Berliner.) He went on to say that anyone in doubt about the differences between the free and communist worlds should come to Berlin and that securing freedom was the cause that kept American military forces in Germany and enabled millions of soldiers, family members, and civilian workers to spend time in and learn about that country. Many Americans who became acquainted with Germany in this way came to feel a connection to the country.

In 1987, standing before the Brandenburg Gate, President Ronald Reagan again made Berlin a symbol of the Cold War conflict when he declared, "Mr. Gorbachev, tear down this wall." The Berlin wall came down in 1989. The unification of Berlin that followed symbolized the end of the Cold War, which formally concluded in 1991 when the Soviet Union dissolved.


Bark, Dennis L., and Gress, David R. A History of West Germany, 2 vols. Oxford, UK: Oxford University Press, 1989.

Grathwol, Robert, and Moorhus, Donita M. Berlin and the American Military: A Cold War Chronicle. New York: New York University Press, 1999.

Large, David Clay. Berlin. New York: Basic Books, 2001.

Trachtenberg, Marc. A Constructed Peace: The Making of the European Settlement, 1945–1963. Princeton, NJ: Princeton University Press, 1999.

Turner, Henry Ashby, Jr. Germany from Partition to Reunification.
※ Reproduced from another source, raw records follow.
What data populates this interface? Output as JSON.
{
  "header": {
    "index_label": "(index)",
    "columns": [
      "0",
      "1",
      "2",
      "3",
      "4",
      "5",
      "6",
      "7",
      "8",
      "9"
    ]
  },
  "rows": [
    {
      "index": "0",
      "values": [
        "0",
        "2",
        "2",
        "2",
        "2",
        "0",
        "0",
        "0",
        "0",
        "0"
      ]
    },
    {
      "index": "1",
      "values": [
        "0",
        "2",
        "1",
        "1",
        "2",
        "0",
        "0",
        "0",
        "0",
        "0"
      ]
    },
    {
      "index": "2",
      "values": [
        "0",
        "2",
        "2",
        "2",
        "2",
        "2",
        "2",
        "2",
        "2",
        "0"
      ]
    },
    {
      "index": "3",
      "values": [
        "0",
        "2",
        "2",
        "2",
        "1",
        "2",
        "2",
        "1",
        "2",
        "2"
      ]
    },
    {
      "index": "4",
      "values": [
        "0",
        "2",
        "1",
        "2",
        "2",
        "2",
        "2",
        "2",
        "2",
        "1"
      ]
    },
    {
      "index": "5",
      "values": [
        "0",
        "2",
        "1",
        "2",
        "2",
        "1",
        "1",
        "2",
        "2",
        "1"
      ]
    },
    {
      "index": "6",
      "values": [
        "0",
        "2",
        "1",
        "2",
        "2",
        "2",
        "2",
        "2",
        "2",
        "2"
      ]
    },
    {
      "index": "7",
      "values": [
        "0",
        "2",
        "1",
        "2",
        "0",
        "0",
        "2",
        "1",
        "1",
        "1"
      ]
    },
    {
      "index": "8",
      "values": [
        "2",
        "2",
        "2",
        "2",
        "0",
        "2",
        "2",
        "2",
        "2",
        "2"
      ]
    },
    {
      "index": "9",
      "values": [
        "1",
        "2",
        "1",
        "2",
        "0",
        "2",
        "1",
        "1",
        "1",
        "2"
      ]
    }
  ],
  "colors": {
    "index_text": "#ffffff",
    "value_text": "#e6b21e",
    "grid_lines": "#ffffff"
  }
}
New Haven, CT: Yale University Press, 1992.

Dewey A. Browder

See also:Cold War Novels and Movies; Containment and Détente; Eisenhower, Dwight; Foreign Aid, 1946–present; Kennedy, John Fitzgerald; Kissinger, Henry; Marshall, George C.; Marshall Plan .